[Extracted material]
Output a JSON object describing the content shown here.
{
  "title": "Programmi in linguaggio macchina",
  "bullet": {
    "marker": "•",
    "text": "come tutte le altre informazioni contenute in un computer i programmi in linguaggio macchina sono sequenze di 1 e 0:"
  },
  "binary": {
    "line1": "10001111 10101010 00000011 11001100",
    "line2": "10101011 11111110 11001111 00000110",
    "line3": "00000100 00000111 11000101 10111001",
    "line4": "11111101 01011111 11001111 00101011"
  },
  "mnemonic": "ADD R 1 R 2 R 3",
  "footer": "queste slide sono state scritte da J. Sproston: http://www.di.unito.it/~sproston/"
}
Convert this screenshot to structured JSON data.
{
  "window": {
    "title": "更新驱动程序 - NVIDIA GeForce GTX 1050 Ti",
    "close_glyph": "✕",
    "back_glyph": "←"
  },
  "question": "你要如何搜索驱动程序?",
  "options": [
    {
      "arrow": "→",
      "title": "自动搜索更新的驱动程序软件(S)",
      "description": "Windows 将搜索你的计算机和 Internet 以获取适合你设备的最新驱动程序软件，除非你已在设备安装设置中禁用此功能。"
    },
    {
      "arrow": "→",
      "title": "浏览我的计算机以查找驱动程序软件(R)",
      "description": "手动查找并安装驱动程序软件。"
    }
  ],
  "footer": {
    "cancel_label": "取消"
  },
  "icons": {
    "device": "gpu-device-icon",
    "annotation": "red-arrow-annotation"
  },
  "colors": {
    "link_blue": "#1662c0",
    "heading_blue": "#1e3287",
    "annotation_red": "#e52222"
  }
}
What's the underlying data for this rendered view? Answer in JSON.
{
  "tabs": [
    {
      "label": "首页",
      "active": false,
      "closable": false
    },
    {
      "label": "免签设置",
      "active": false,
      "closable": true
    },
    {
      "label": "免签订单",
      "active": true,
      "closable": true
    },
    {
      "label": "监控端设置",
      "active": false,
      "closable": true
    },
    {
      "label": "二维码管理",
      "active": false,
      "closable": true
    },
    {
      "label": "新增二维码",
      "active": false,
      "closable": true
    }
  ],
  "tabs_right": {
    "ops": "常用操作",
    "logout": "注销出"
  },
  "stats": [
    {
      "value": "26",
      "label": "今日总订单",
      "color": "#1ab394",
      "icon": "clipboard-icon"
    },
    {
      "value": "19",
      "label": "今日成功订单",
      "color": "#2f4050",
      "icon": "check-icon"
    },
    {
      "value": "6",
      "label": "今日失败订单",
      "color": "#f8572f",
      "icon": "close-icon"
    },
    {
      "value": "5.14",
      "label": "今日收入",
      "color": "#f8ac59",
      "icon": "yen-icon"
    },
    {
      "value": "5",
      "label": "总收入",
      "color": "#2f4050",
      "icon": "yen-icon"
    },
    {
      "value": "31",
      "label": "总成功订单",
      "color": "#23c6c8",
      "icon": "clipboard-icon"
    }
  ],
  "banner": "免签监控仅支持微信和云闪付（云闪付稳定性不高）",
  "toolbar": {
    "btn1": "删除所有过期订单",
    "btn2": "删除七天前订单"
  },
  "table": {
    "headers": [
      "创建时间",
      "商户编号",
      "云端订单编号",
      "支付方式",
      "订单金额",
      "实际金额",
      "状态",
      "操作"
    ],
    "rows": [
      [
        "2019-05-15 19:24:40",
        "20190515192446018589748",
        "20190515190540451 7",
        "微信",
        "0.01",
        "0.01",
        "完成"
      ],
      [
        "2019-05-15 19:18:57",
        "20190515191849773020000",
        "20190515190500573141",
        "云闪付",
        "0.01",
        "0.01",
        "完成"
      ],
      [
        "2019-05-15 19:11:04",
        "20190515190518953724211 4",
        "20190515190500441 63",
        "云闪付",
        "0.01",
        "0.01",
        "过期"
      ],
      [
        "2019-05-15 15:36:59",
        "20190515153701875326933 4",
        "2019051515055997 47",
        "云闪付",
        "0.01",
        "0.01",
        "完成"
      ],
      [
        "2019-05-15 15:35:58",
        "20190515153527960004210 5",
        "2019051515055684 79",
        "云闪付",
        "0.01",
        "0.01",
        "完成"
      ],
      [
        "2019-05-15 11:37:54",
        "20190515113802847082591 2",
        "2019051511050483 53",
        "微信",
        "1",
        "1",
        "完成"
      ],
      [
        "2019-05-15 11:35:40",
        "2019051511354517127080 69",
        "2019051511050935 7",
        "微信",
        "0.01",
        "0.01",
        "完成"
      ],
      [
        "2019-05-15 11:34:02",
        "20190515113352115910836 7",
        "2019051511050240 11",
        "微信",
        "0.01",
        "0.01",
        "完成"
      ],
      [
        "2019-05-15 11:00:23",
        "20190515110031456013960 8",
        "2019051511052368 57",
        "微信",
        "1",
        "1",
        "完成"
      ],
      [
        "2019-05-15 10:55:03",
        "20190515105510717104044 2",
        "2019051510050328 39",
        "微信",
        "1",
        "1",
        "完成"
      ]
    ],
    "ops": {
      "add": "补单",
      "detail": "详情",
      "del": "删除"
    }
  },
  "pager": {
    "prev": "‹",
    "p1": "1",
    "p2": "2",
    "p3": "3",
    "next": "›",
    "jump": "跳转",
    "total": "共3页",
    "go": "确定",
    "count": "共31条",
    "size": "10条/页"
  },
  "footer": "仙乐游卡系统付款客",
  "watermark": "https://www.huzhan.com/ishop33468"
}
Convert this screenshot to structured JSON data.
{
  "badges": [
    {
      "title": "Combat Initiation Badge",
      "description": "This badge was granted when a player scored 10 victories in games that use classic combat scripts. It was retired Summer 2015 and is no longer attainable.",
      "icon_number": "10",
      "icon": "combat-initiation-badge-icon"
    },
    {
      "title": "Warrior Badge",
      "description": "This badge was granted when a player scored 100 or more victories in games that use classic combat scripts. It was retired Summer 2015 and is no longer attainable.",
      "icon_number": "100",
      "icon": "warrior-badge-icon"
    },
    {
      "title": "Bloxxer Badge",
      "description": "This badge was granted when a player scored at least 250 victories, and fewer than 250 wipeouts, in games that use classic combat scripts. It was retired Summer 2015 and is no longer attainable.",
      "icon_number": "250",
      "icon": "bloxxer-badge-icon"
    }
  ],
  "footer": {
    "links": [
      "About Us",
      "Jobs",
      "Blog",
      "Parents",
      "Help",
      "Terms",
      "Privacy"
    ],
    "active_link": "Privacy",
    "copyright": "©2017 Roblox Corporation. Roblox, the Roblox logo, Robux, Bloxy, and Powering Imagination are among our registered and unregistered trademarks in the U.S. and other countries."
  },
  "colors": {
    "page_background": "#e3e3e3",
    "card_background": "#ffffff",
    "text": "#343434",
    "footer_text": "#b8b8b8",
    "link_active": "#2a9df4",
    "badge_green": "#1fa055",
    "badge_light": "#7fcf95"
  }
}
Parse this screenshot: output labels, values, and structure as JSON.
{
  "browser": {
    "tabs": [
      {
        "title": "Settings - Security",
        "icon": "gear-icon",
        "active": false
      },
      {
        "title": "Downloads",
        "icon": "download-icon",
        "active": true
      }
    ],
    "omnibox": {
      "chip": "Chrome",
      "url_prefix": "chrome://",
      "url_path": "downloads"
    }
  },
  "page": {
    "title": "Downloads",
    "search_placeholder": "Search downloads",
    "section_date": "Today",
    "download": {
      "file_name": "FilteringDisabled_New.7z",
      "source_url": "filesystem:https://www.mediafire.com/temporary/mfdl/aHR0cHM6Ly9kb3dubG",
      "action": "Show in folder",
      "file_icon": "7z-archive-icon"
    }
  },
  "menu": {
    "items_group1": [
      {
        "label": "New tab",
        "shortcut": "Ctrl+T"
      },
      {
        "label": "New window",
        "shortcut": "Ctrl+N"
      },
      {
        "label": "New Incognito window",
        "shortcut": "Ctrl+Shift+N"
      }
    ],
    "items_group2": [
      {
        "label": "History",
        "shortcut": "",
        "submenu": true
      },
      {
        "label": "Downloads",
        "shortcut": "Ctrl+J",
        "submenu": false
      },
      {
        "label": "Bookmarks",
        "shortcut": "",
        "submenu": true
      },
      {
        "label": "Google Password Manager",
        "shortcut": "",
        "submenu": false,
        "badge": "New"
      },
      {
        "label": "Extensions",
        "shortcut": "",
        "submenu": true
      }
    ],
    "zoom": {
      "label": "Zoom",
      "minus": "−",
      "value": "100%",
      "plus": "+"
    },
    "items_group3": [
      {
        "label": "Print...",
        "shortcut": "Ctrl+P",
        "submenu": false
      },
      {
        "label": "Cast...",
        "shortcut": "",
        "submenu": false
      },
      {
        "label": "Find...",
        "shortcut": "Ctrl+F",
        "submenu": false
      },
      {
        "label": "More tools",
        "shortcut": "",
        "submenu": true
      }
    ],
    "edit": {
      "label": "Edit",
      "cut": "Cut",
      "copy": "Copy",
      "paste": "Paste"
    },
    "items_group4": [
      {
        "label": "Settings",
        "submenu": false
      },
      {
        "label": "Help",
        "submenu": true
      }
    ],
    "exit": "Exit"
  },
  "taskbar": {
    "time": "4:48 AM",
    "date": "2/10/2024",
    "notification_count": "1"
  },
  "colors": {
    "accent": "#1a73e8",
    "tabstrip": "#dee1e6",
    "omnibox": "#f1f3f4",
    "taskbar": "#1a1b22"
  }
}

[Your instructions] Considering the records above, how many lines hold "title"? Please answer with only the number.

[Answer space] 10